Occasionally we see it….data that deliver metrics on behavior. A recent article in the Wall St. Journal “At Work: An Executive’s Misdeeds Often Prove to Be Costly” cited a Mississippi State University , Drexel University study that suggests bad behavior by top executives can cost an average of $110 million or 1.6% of shareholder valve. More than double that amount if that executive is the CEO.
Surprising? It shouldn’t be. What is surprising is that boards often keep that executive on at the organization even though additional studies show it hurts company performance and company value.
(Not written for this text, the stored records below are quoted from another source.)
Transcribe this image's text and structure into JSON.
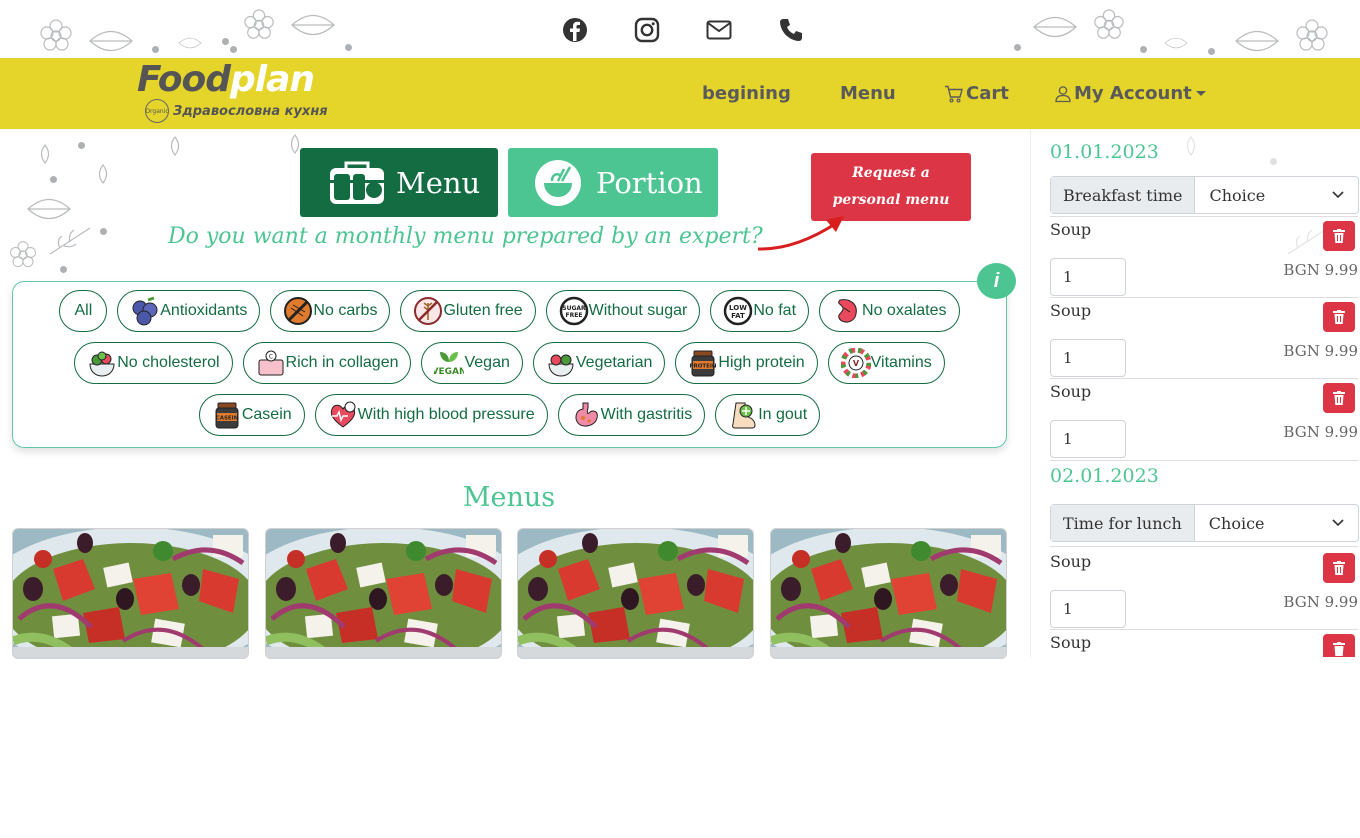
{
  "brand": {
    "name_part1": "Food",
    "name_part2": "plan",
    "tagline": "Здравословна кухня",
    "badge": "Organic"
  },
  "social": [
    "facebook-icon",
    "instagram-icon",
    "envelope-icon",
    "phone-icon"
  ],
  "nav": {
    "home": "begining",
    "menu": "Menu",
    "cart": "Cart",
    "account": "My Account"
  },
  "actions": {
    "menu": "Menu",
    "portion": "Portion",
    "request_line1": "Request a",
    "request_line2": "personal menu"
  },
  "question": "Do you want a monthly menu prepared by an expert?",
  "info_label": "i",
  "filters": {
    "row1": [
      "All",
      "Antioxidants",
      "No carbs",
      "Gluten free",
      "Without sugar",
      "No fat",
      "No oxalates"
    ],
    "row2": [
      "No cholesterol",
      "Rich in collagen",
      "Vegan",
      "Vegetarian",
      "High protein",
      "Vitamins"
    ],
    "row3": [
      "Casein",
      "With high blood pressure",
      "With gastritis",
      "In gout"
    ]
  },
  "menus_title": "Menus",
  "sidebar": {
    "day1": {
      "date": "01.01.2023",
      "meal_label": "Breakfast time",
      "select_value": "Choice",
      "items": [
        {
          "name": "Soup",
          "qty": "1",
          "price": "BGN 9.99"
        },
        {
          "name": "Soup",
          "qty": "1",
          "price": "BGN 9.99"
        },
        {
          "name": "Soup",
          "qty": "1",
          "price": "BGN 9.99"
        }
      ]
    },
    "day2": {
      "date": "02.01.2023",
      "meal_label": "Time for lunch",
      "select_value": "Choice",
      "items": [
        {
          "name": "Soup",
          "qty": "1",
          "price": "BGN 9.99"
        },
        {
          "name": "Soup"
        }
      ]
    }
  },
  "colors": {
    "header": "#e5d52a",
    "dark_green": "#146c43",
    "green": "#4cc592",
    "red": "#dc3545"
  }
}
Who are the culprits? Often they are male and older and nearly half of the instances cited in the study were reports of sexual indiscretions. Locally, Best Buy Co Inc. founder and Chairman Richard Schulze had to step down in 2012 after being accused of covering up an affair between former Chief Executive Officer Brian Dunn and a colleague. Dunn resigned. (The stock hit the $20 range after Dunn’s departure and today trades in the $33 range.)
Previous posts here have detailed just how substantially these problems can hurt smaller companies, especially those without a response plan. According to the Association of Small Business Development Centers, more than one in four businesses will have a significant crisis. The Hartford Insurance company says 43% of those who have a crisis and no crisis plan never reopen. And the Hartford study says of those that do re-open; only 29% are still operating two years later.
In the digital age there are few secrets, very little privacy and lots of good reasons to hire and retain the right people.